As difficult as it is to imagine, there really were years in which it seemed it was only a matter of time until Amir Khan and Kell Brook settled their rivalry.
On this Saturday night in Manchester, with those years having melted into nearly two decades, the only thing difficult to imagine was that either man would make it through all 12 rounds.
In that sense, once the first bell rang, it really was just a matter of time until Khan and Brook settled their rivalry – at long, long last.
If it weren’t for the near-deafening deluge of noise pouring in from the 20,000 in attendance and flooding through the ropes at the AO Arena, you might just have heard the joints creaking slightly as Khan and Brook, both 35 years old now, tried to scrape off their ring rust.
For this was Bolton-born Khan’s first fight in almost three years, and his Sheffield rival’s first in 15 months, and it might well have marked a retirement bout for the two former champions.
While there is so much that Khan and Brook share in common, those similarities were either imperceptible or irrelevant to the Manchester crowd, who greeted a defiant Brook with hostility while welcoming Khan like a hometown hero.
The opponents surprisingly – if reluctantly – touched gloves moments before the first round began. Any diplomacy soon dissipated, however, with Khan screaming at the referee early on after an apparent punch to the back of his head in the clinch.
The pair separated and it soon became clear that, while Khan’s speed might have slipped somewhat, he was still the faster fighter, drawing excited reactions from the crowd with every flurry – successful or not.
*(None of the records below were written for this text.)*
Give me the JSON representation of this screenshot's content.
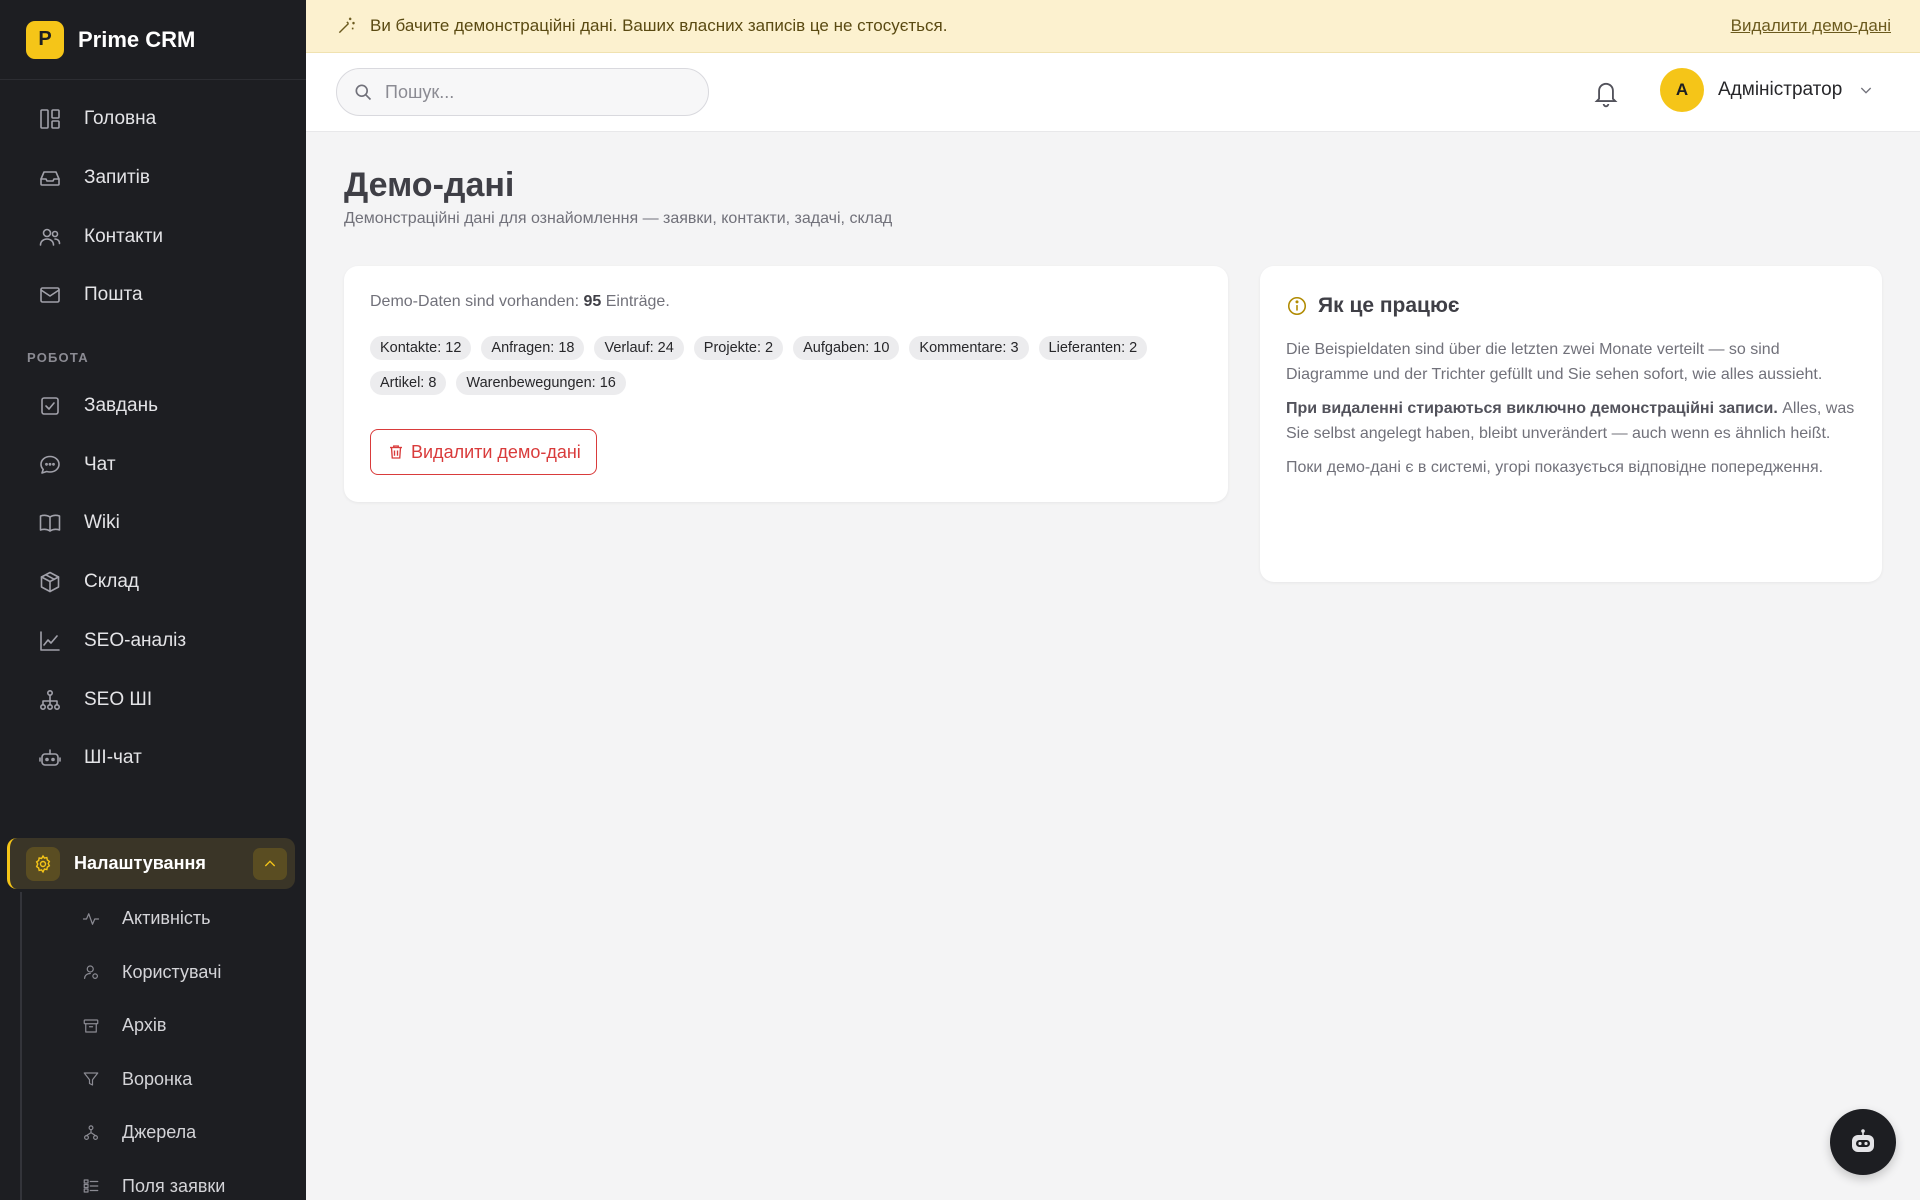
{
  "brand": {
    "logo_letter": "P",
    "name": "Prime CRM",
    "accent": "#f5c518"
  },
  "sidebar": {
    "items": [
      {
        "label": "Головна",
        "icon": "dashboard-icon"
      },
      {
        "label": "Запитів",
        "icon": "inbox-icon"
      },
      {
        "label": "Контакти",
        "icon": "users-icon"
      },
      {
        "label": "Пошта",
        "icon": "mail-icon"
      }
    ],
    "section_label": "РОБОТА",
    "work_items": [
      {
        "label": "Завдань",
        "icon": "checkbox-icon"
      },
      {
        "label": "Чат",
        "icon": "chat-icon"
      },
      {
        "label": "Wiki",
        "icon": "book-icon"
      },
      {
        "label": "Склад",
        "icon": "box-icon"
      },
      {
        "label": "SEO-аналіз",
        "icon": "chart-icon"
      },
      {
        "label": "SEO ШІ",
        "icon": "hierarchy-icon"
      },
      {
        "label": "ШІ-чат",
        "icon": "robot-icon"
      }
    ],
    "settings_label": "Налаштування",
    "sub_items": [
      {
        "label": "Активність",
        "icon": "activity-icon"
      },
      {
        "label": "Користувачі",
        "icon": "user-icon"
      },
      {
        "label": "Архів",
        "icon": "archive-icon"
      },
      {
        "label": "Воронка",
        "icon": "funnel-icon"
      },
      {
        "label": "Джерела",
        "icon": "sources-icon"
      },
      {
        "label": "Поля заявки",
        "icon": "fields-icon"
      }
    ]
  },
  "banner": {
    "text": "Ви бачите демонстраційні дані. Ваших власних записів це не стосується.",
    "link": "Видалити демо-дані"
  },
  "topbar": {
    "search_placeholder": "Пошук...",
    "user_initial": "A",
    "user_name": "Адміністратор"
  },
  "page": {
    "title": "Демо-дані",
    "subtitle": "Демонстраційні дані для ознайомлення — заявки, контакти, задачі, склад"
  },
  "summary": {
    "prefix": "Demo-Daten sind vorhanden:",
    "count": "95",
    "suffix": "Einträge.",
    "tags": [
      "Kontakte: 12",
      "Anfragen: 18",
      "Verlauf: 24",
      "Projekte: 2",
      "Aufgaben: 10",
      "Kommentare: 3",
      "Lieferanten: 2",
      "Artikel: 8",
      "Warenbewegungen: 16"
    ],
    "delete_button": "Видалити демо-дані"
  },
  "info": {
    "title": "Як це працює",
    "p1": "Die Beispieldaten sind über die letzten zwei Monate verteilt — so sind Diagramme und der Trichter gefüllt und Sie sehen sofort, wie alles aussieht.",
    "p2_bold": "При видаленні стираються виключно демонстраційні записи.",
    "p2_rest": " Alles, was Sie selbst angelegt haben, bleibt unverändert — auch wenn es ähnlich heißt.",
    "p3": "Поки демо-дані є в системі, угорі показується відповідне попередження."
  }
}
Brook’s timing was sharper, though, as he had predicted, and he was the first to land anything of note, staggering this rival with a right hand. Khan taunted Brook but was soon stunned again, those fragile legs nearly buckling under him as Brook circled like a shark while bearing a gleeful grin.
Khan regained some cognisance and composure in the second round – enough to put together some combinations – but Brook showed glimpses of his power advantage throughout. The Sheffield fighter established his jab well in the third frame, though Khan utilised his speed to land intermittent stinging right straights that looked like swinging what seemed set to be a see-sawing contest.
Brook came on strong late in the round, however, landing a barrage of spiteful right hooks with his foe against the ropes, dropping Khan to a knee as the bell sounded.
Again Brook smiled at Khan mockingly at the close of the third round, carrying confidence into the fourth, in which he set up camp in the centre of the ring before landing a piston one-two as the clapper sounded with 10 seconds remaining.
Khan exhibited surprising resilience to survive a sustained onslaught from an increasingly predatory Brook in the fifth, but it only served to delay the inevitable.
A jab shook Khan almost as soon as the sixth round began, and Brook, sensing a finish, swallowed up his cowing rival with right hooks and uppercuts.
With Khan’s back against the ropes, literally and figuratively, the referee saw fit to end the punishment and call off the contest.
There were few complaints from Khan, who was seen to in his corner as Brook was lofted above the ring after ridding himself of his rival, the decades melting into one blissful moment for the “Special One”.
Khan, for his part, was gracious in defeat, his antagonism melting away. At his and Brook’s age, there is no time and should be no energy for more bitterness. The crowd, despite its initial hostility, also gave Brook his deserved credit for a largely dominant display.
Khan vs Brook will no longer be discussed in hypotheses but, finally, in the past tense.
It was only a matter of time, after all.